(Excerpts from an interface dataset)

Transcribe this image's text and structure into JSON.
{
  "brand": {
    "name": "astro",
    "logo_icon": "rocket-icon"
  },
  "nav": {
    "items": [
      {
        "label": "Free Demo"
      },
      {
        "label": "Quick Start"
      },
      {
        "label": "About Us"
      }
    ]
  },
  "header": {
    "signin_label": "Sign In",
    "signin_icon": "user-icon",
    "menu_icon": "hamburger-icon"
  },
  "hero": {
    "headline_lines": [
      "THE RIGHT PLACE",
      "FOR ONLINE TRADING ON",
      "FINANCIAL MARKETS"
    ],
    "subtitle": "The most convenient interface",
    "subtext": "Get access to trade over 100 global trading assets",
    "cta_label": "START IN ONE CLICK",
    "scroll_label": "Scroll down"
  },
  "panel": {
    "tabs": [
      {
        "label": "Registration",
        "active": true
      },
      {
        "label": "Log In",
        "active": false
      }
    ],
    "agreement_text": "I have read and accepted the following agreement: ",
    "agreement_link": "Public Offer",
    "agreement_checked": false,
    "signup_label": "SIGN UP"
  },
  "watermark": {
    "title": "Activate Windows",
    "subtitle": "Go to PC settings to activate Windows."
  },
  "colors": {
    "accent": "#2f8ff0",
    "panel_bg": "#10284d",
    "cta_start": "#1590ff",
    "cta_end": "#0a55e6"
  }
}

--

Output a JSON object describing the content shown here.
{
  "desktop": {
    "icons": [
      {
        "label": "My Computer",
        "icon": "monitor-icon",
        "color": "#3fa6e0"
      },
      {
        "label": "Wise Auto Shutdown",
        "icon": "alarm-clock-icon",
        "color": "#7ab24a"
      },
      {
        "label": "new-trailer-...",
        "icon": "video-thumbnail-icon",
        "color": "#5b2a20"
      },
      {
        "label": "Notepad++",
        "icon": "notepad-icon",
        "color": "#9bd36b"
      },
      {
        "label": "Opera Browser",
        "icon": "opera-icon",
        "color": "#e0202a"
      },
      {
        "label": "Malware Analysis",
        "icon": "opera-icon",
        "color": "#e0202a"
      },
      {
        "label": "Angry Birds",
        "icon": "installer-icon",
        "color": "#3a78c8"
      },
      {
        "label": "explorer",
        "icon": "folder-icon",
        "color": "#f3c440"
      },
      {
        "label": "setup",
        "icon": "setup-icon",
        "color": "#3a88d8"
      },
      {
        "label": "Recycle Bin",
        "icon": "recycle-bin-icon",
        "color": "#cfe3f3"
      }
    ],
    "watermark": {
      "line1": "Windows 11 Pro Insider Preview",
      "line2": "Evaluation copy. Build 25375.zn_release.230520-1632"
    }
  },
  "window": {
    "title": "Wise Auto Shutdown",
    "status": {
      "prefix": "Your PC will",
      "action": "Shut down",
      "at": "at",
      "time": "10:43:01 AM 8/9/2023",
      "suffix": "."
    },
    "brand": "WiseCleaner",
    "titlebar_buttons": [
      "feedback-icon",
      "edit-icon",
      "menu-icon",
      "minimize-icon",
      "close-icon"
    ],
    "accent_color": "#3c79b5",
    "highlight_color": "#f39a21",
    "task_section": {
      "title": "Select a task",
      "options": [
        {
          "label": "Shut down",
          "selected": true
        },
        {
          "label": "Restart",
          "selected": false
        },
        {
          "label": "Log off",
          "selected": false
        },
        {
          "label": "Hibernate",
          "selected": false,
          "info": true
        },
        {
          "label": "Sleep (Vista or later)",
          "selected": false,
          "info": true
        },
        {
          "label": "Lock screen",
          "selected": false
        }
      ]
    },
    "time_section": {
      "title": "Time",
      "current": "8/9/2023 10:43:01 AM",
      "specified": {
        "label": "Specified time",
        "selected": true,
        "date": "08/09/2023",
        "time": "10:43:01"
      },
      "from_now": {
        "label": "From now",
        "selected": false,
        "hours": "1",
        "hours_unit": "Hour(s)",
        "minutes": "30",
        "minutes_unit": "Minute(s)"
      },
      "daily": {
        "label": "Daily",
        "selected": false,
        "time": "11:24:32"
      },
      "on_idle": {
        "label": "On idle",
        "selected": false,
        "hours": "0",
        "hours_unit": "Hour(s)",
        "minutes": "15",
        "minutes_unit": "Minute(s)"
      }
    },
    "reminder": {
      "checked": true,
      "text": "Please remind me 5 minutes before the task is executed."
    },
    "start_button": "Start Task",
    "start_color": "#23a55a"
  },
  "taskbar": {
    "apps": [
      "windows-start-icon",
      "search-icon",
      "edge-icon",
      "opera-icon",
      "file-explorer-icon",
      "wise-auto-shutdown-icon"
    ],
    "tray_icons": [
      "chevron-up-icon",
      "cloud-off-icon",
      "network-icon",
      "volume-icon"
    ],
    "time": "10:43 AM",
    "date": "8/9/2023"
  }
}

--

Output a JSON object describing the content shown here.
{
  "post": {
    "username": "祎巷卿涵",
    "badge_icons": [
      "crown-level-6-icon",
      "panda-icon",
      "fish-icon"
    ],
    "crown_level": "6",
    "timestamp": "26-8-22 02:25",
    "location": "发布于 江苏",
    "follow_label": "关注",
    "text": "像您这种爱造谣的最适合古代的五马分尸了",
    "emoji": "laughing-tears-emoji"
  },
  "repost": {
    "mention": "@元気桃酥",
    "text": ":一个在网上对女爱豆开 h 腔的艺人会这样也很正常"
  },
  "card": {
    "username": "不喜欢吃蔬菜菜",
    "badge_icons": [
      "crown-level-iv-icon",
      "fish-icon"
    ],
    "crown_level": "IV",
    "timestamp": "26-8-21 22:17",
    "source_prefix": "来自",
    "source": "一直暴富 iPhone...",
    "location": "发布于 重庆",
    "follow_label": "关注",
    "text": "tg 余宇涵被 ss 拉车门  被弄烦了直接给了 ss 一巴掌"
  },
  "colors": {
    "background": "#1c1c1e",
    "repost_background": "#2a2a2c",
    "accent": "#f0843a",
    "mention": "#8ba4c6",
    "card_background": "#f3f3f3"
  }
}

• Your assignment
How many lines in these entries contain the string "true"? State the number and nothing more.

• Answer to this exercise
6